ACTIVITY:
Going through the entries below, copy out each line that contains "pips".

[[ INFORMATION GIVEN, beginning ]]

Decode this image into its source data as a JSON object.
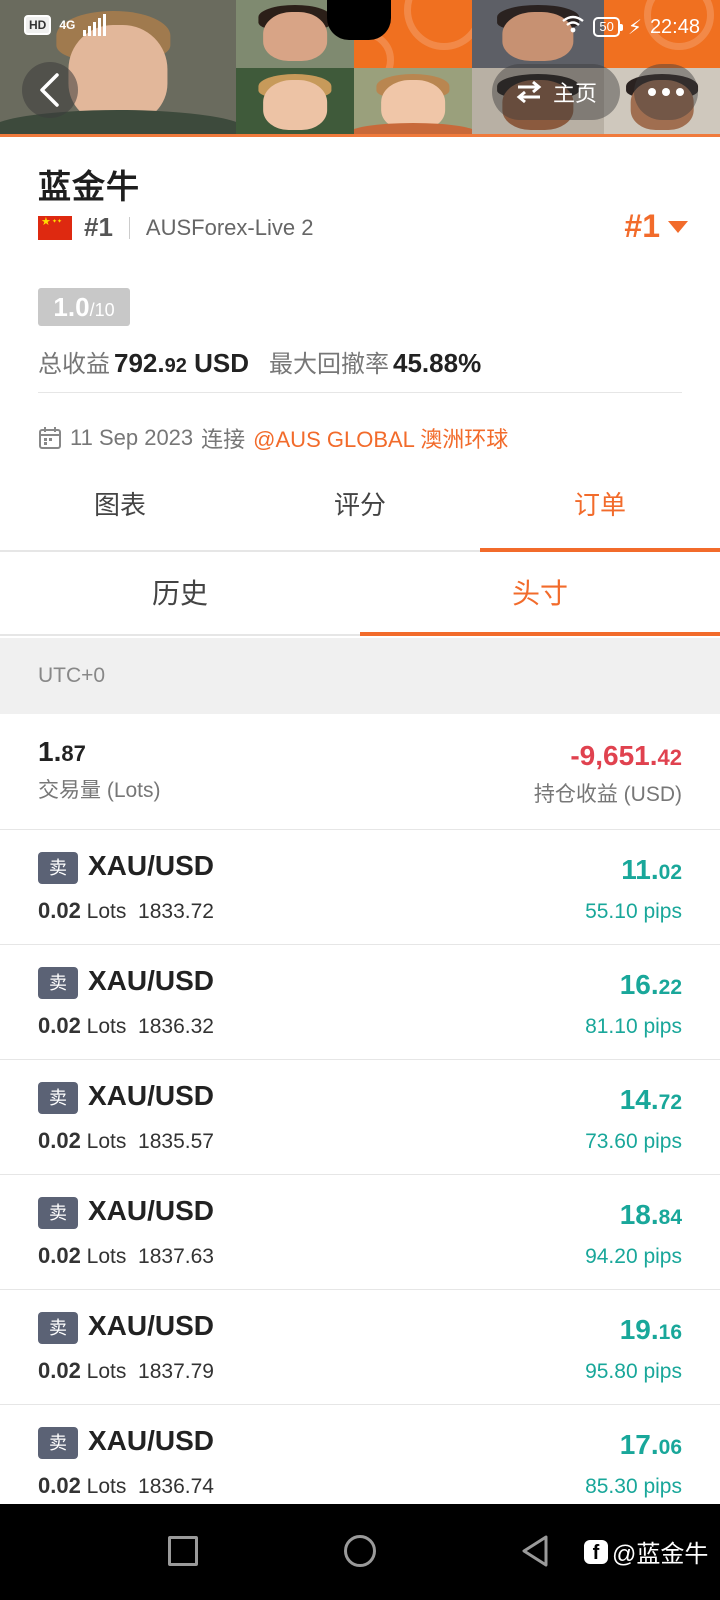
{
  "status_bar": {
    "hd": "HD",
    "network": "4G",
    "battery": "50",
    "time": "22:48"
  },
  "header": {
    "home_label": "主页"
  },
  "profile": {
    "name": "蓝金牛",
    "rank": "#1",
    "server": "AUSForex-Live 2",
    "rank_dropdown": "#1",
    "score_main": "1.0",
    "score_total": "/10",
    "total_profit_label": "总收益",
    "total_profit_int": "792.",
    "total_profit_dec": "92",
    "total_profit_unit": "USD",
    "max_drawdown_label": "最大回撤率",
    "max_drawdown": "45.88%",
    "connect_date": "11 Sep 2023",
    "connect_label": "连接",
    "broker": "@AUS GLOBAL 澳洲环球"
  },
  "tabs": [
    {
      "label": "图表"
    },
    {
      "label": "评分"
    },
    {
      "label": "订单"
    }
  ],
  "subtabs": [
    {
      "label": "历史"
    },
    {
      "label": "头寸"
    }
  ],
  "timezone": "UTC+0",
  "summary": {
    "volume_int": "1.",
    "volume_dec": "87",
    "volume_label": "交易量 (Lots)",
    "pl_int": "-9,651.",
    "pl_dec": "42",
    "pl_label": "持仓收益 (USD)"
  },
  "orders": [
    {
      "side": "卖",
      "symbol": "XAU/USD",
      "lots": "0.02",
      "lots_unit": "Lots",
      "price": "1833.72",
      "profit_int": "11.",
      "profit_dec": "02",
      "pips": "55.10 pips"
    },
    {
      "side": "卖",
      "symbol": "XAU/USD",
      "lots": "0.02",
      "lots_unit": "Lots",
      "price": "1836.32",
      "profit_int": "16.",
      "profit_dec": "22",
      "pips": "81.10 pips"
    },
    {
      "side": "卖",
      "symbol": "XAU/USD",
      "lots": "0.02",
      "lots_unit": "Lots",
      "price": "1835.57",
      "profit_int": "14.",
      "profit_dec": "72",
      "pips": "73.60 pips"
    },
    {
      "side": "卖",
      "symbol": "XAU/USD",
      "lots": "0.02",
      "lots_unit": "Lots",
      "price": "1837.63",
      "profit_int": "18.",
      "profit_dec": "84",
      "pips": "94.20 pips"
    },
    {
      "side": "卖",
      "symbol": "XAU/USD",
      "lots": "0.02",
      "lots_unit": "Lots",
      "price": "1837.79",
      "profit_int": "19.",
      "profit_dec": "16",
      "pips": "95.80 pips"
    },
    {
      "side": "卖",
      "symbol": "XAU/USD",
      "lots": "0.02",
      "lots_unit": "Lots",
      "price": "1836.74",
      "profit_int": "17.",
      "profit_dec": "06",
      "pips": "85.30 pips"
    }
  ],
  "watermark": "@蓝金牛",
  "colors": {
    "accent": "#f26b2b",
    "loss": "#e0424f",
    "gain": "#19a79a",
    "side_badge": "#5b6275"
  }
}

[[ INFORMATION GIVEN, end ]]

ANSWER AREA:
      "pips": "55.10 pips"
      "pips": "81.10 pips"
      "pips": "73.60 pips"
      "pips": "94.20 pips"
      "pips": "95.80 pips"
      "pips": "85.30 pips"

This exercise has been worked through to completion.